#### [WHAT THE TASK ASKS]
Should the listing contain images, exclude them; give the rest again exactly.

#### [AVAILABLE RECORDS]
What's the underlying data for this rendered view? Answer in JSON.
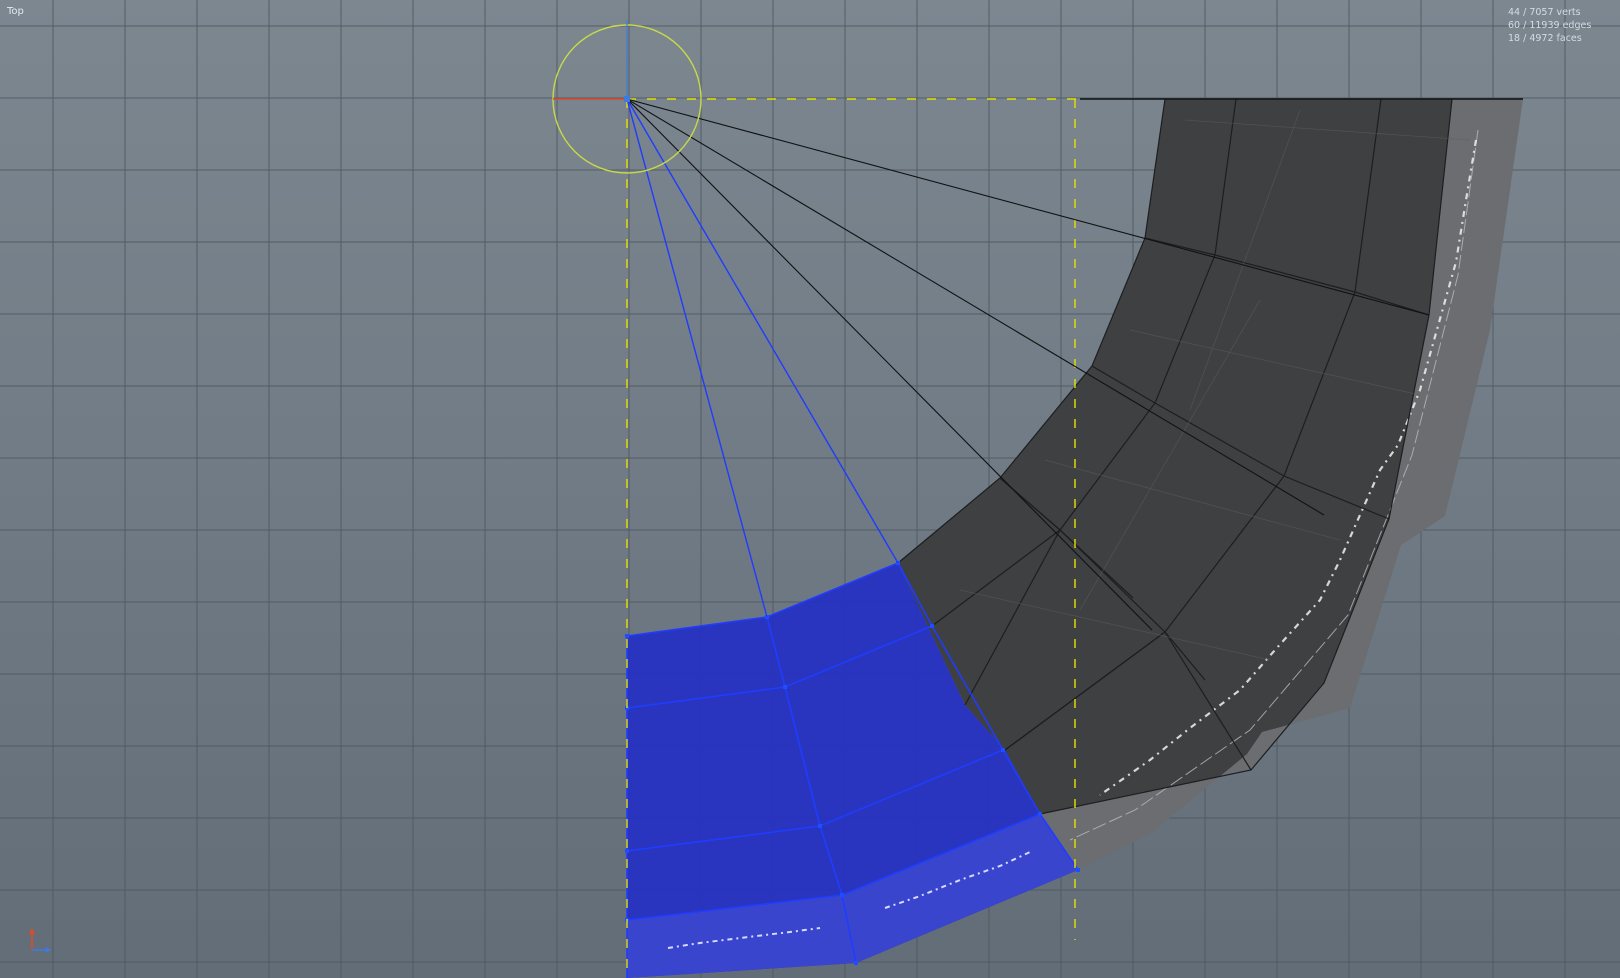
{
  "viewport": {
    "view_label": "Top",
    "stats": {
      "verts": "44 / 7057 verts",
      "edges": "60 / 11939 edges",
      "faces": "18 / 4972 faces"
    }
  },
  "icons": {
    "axis_gizmo": "axis-gizmo-icon",
    "rotation_gizmo": "rotate-gizmo-icon"
  },
  "colors": {
    "grid_line": "#4f5961",
    "mesh_dark": "#3d3f41",
    "mesh_rim": "#6b6d70",
    "selection_blue": "#1e2ab4",
    "selection_edge": "#1a3cff",
    "gizmo_yellow": "#c8d84a",
    "guide_yellow": "#e6e200",
    "axis_x": "#e04a2a",
    "axis_y": "#3c7be0"
  }
}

#### [EXPECTED OUTPUT]
What's the underlying data for this rendered view? Answer in JSON.
{
  "viewport": {
    "view_label": "Top",
    "stats": {
      "verts": "44 / 7057 verts",
      "edges": "60 / 11939 edges",
      "faces": "18 / 4972 faces"
    }
  },
  "icons": {
    "axis_gizmo": "axis-gizmo-icon",
    "rotation_gizmo": "rotate-gizmo-icon"
  },
  "colors": {
    "grid_line": "#4f5961",
    "mesh_dark": "#3d3f41",
    "mesh_rim": "#6b6d70",
    "selection_blue": "#1e2ab4",
    "selection_edge": "#1a3cff",
    "gizmo_yellow": "#c8d84a",
    "guide_yellow": "#e6e200",
    "axis_x": "#e04a2a",
    "axis_y": "#3c7be0"
  }
}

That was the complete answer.